Well, there are various approaches that you could take. You could simply say ‘It’s my life and no one else has any rights in relation to it – it is mine to preserve and mine to end.’ You might add that your hasted parting would bring benefits not only to you but also to your family, who would be spared the agony of watching your increasing discomfort and be spared of the financial cost of your future care.
You might well add that there would be benefits too for society at large with scarce health resources being made available to others with more life – and more productive life ahead of them.
OK, but is it that simple? John Donne’s comments about no man being an island might be relevant. It is easy to think that our choices affect no-one else, but they usually do. Your wife and son are affected by your decision, but so too are others who might have less freedom to choose if your decision, and that of others, makes euthanasia more the ‘norm’ and the expected option. You know that Ruth would never pressurise you for wrong reasons – her only motivation is love – but not every wife is like Ruth… Others might employ subtle (or even not so subtle) pressures on ‘no longer useful’ partners or parents to follow your path, whether it is what they wanted or not.

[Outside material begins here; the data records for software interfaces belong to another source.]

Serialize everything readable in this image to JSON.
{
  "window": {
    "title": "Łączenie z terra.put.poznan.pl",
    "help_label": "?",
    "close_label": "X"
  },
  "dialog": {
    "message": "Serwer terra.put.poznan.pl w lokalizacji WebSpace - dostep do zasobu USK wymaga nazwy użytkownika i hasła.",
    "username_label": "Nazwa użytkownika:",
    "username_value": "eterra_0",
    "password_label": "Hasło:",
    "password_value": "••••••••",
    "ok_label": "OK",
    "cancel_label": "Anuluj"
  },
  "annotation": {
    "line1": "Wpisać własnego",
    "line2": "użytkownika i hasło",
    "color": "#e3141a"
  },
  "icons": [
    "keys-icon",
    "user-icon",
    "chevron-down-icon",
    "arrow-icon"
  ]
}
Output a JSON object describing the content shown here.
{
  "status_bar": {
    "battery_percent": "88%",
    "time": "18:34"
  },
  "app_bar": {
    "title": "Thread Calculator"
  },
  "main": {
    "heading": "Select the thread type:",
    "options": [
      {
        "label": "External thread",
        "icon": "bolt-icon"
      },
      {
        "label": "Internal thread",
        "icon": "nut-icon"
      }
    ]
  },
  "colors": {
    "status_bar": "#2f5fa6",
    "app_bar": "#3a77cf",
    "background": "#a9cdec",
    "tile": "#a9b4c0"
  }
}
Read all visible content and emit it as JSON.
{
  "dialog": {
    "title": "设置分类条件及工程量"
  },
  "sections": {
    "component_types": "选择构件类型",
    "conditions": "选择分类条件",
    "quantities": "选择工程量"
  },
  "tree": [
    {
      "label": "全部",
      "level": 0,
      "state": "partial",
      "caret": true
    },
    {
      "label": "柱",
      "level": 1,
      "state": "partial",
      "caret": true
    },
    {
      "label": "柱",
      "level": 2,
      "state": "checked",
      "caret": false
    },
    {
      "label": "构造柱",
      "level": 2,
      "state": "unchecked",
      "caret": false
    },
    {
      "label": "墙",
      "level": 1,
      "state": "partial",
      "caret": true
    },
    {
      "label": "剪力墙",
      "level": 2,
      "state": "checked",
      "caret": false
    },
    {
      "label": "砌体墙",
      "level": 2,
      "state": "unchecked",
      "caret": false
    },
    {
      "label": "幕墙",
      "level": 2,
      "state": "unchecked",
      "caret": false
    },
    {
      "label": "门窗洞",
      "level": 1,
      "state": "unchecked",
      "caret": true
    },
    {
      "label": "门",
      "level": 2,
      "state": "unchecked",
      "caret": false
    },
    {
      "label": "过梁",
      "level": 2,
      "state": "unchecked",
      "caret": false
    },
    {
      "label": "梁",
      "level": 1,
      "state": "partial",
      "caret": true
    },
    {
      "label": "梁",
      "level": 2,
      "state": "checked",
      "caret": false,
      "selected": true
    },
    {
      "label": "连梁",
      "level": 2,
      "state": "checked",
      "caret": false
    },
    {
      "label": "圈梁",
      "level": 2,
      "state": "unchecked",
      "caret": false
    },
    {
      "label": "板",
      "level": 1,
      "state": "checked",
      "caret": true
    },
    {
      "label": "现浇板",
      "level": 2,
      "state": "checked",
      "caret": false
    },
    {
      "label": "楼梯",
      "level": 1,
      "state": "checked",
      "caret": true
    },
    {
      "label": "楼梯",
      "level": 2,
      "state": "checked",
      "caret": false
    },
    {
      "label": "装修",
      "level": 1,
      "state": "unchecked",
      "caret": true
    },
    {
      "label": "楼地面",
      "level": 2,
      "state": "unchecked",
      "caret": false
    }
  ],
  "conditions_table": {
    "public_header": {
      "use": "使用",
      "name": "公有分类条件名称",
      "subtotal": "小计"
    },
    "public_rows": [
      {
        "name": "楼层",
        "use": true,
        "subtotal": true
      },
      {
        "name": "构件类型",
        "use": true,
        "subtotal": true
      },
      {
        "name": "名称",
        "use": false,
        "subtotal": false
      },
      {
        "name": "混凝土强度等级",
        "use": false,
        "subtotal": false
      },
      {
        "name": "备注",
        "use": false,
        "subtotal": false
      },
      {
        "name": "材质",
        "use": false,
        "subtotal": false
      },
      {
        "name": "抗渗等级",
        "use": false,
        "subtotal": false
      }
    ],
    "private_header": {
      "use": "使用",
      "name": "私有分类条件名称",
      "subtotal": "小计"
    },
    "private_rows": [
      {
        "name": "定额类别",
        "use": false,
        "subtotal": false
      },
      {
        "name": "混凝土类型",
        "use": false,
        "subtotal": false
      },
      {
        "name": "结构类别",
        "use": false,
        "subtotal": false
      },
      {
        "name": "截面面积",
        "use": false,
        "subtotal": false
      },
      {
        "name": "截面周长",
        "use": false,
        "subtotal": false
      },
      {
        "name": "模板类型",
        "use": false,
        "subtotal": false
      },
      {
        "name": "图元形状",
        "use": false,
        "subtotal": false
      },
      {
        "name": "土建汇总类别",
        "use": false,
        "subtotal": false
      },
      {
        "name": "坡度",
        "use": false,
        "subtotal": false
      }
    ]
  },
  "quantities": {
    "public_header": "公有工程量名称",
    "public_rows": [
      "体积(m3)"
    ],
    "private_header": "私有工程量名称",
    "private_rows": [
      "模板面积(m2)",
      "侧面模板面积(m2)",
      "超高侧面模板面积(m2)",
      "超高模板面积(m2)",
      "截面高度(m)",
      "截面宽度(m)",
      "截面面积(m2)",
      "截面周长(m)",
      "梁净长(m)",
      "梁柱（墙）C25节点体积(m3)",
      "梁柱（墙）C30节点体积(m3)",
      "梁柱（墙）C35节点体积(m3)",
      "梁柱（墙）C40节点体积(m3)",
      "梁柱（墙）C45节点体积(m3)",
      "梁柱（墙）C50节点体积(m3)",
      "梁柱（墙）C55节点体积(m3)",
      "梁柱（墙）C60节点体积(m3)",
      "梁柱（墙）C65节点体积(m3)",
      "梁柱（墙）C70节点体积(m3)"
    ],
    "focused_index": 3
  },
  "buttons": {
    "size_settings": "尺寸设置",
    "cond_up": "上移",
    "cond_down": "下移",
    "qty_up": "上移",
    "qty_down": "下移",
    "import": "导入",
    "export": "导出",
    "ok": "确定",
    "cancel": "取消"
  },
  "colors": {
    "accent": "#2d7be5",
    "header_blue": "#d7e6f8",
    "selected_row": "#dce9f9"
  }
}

And there is, too, the element that whenever something that underpins that sense of specialness about human life and dignity is lost or diminished in any way, it wears away part of the central core of humankind and civilisation, and makes less ambiguously evil outcomes more likely.
There are some who might suggest that your life is not yours alone; that you do not have the right to bring it to an end. Whether you focus upon life as sacred or as having dignity, many – even people who do not subscribe to any particular religious viewpoint – see life as being something ‘special and given’ that should not be brought to a premature end. That most religions teach against euthanasia is indication, if of nothing else, of the high value that humankind has always put on human life and its aversion to our taking it into our own hands to end it, even from the most noble of motives. Of course, for Christians (and you were well aware of my faith when you asked me to support you through these times) there is a real understanding that we were made in the image of God, and it is upon this foundation that our belief in the sanctity of life rests.
You asked me once what I thought about suffering – whether I believed that there was something of spiritual value that came out of it. My reaction then was pretty black and white; I really could not see how suffering could ever be good. In some ways, I still feel the same – especially about other people’s involuntary suffering. The thought that your suffering might, in some ill-defined way, be a source of strength and growth seems almost obscene in the light of what lies ahead for you. Yet, I do know that the difficult times in my own life have been the times that I have later regarded as having contributed to such maturity and usefulness as I may now have. Seeing others cope with their suffering has also inspired me. But still I could not in all honesty say that I can imagine anything positive coming from the suffering that you are likely to endure if your son were to be able to stop the process that you have set in train. I cannot offer that as a reason to encourage the alternative to the Swiss clinic.
So, dear George, where does that leave us? I have no desire to see you suffer, and would do anything in my power to save you from it. Yet I cannot encourage you to take the ‘Swiss clinic’ option – not just for your sake, but for the sake of humankind generally. But, if you decide upon that route, I shall not think the less of you as a man or as a friend.
I read this to the tutorial group. It was almost a minute before anyone spoke. You see, for all the theoretical arguments, for and against assisted dying, the reality is, for anyone in that situation, a real life one. And, whatever, our views, we have no right to judge those whose shoes we do not wear.